Language is assimilated more effectively through immersion. In fact, American foreign exchange students routinely return to the U.S. fluent in the language of the country in which they stayed even though they lived there for less than a year. When asked how they accomplished such an amazing feat, most say something like, "I had to learn it to survive!"

Why, then, do English as a Second Language (ESL) programs pull non-English speaking students out of core academic classes in order to teach them in their native language, when they would be better served by remaining in regular classrooms where they can interact with English speaking students and teachers?

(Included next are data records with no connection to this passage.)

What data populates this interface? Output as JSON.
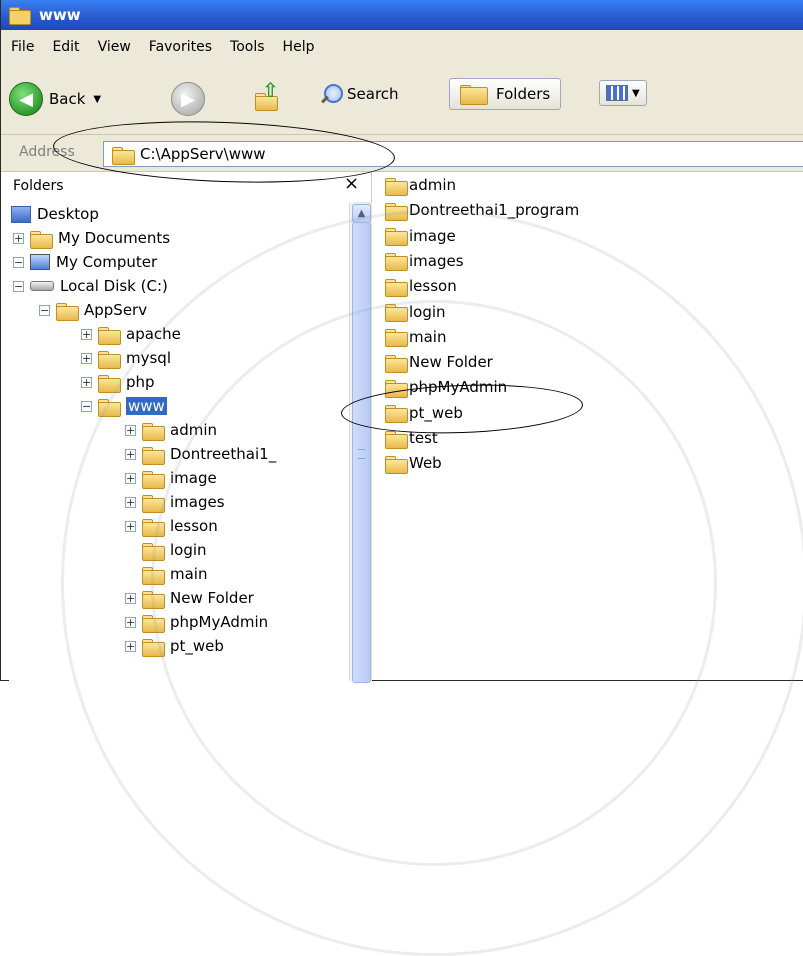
{
  "window": {
    "title": "www"
  },
  "menu": [
    "File",
    "Edit",
    "View",
    "Favorites",
    "Tools",
    "Help"
  ],
  "toolbar": {
    "back_label": "Back",
    "search_label": "Search",
    "folders_label": "Folders"
  },
  "address": {
    "label": "Address",
    "path": "C:\\AppServ\\www"
  },
  "folder_pane": {
    "header": "Folders",
    "close_glyph": "×",
    "tree": [
      {
        "label": "Desktop",
        "level": 0,
        "expander": ""
      },
      {
        "label": "My Documents",
        "level": 1,
        "expander": "+"
      },
      {
        "label": "My Computer",
        "level": 1,
        "expander": "−"
      },
      {
        "label": "Local Disk (C:)",
        "level": 2,
        "expander": "−"
      },
      {
        "label": "AppServ",
        "level": 3,
        "expander": "−"
      },
      {
        "label": "apache",
        "level": 4,
        "expander": "+"
      },
      {
        "label": "mysql",
        "level": 4,
        "expander": "+"
      },
      {
        "label": "php",
        "level": 4,
        "expander": "+"
      },
      {
        "label": "www",
        "level": 4,
        "expander": "−",
        "selected": true
      },
      {
        "label": "admin",
        "level": 5,
        "expander": "+"
      },
      {
        "label": "Dontreethai1_",
        "level": 5,
        "expander": "+"
      },
      {
        "label": "image",
        "level": 5,
        "expander": "+"
      },
      {
        "label": "images",
        "level": 5,
        "expander": "+"
      },
      {
        "label": "lesson",
        "level": 5,
        "expander": "+"
      },
      {
        "label": "login",
        "level": 5,
        "expander": ""
      },
      {
        "label": "main",
        "level": 5,
        "expander": ""
      },
      {
        "label": "New Folder",
        "level": 5,
        "expander": "+"
      },
      {
        "label": "phpMyAdmin",
        "level": 5,
        "expander": "+"
      },
      {
        "label": "pt_web",
        "level": 5,
        "expander": "+"
      }
    ]
  },
  "content_pane": {
    "items": [
      "admin",
      "Dontreethai1_program",
      "image",
      "images",
      "lesson",
      "login",
      "main",
      "New Folder",
      "phpMyAdmin",
      "pt_web",
      "test",
      "Web"
    ]
  },
  "colors": {
    "titlebar": "#2b62d6",
    "selection": "#316ac5",
    "chrome": "#ece9d8"
  }
}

Participation in ESL programs can actually delay language acquisition, and it costs American tax payers hundreds of millions of dollars each year to maintain this ineffective system of instruction.

Measure 58 restructures the process so that students are required to transition from ESL classes back into the mainstream more quickly. (Allowances are made to accommodate students of different ages in recognition of the fact that younger children generally assimilate language faster than older ones.)

Furthermore, limiting ESL instruction saves money! Schools receive 50% more funding for each student enrolled in an ESL program. That translates into more than 2600 additional tax dollars spent per student, per year! This extra money goes into a district's general fund and can be used for virtually anything, which explains why budget-conscious administrators like these programs.

Thousands of children are trapped in ESL courses across the state. Do the math and then do what is best for these kids AND Oregon taxpayers by voting "Yes" on 58.

(This information furnished by Tim Rohrer, Oregon Tax Payers United.)


Argument in Favor

Burying You in Voters' Pamphlet Arguments

The other side obviously has tons of money to spend. Not only are they spending millions of dollars on television and radio ads, they also are trying to bury you in voters pamphlet arguments.

Opponents of this measure have called in lots of political favors and submitted dozens of voters' pamphlet arguments in all kind of names.

Their arguments say pretty much the same thing over and over. They just have different people saying the same thing repeatedly. Their strategy is to impress you with how many people or groups agree with their side.

I hope you will think about their strategy. Instead of being impressed with the volume of words and paper they are throwing at you, consider the strong, reasoned arguments we have put forward. Please do not be impressed with their multitude of words or their emotional pleas.

Even if we had as much money as our opponents, we would not spend it buying more voters' pamphlet arguments than a reasonable person would read.

You might want to consider this simple fact: Every argument in the voters' pamphlet cost the state several thousand dollars more to print and distribute than the ones making the arguments actually pay to have their statement included. Taxpayers are hugely subsidizing every argument printed in this pamphlet, including this one.

We have made our case concisely and we hope you find it persuasive. And please take note that we did not need to buy 30 to 50 pages in the voters' pamphlet to do so.

(This information furnished by Tim Rohrer, Oregon Tax Payers United.)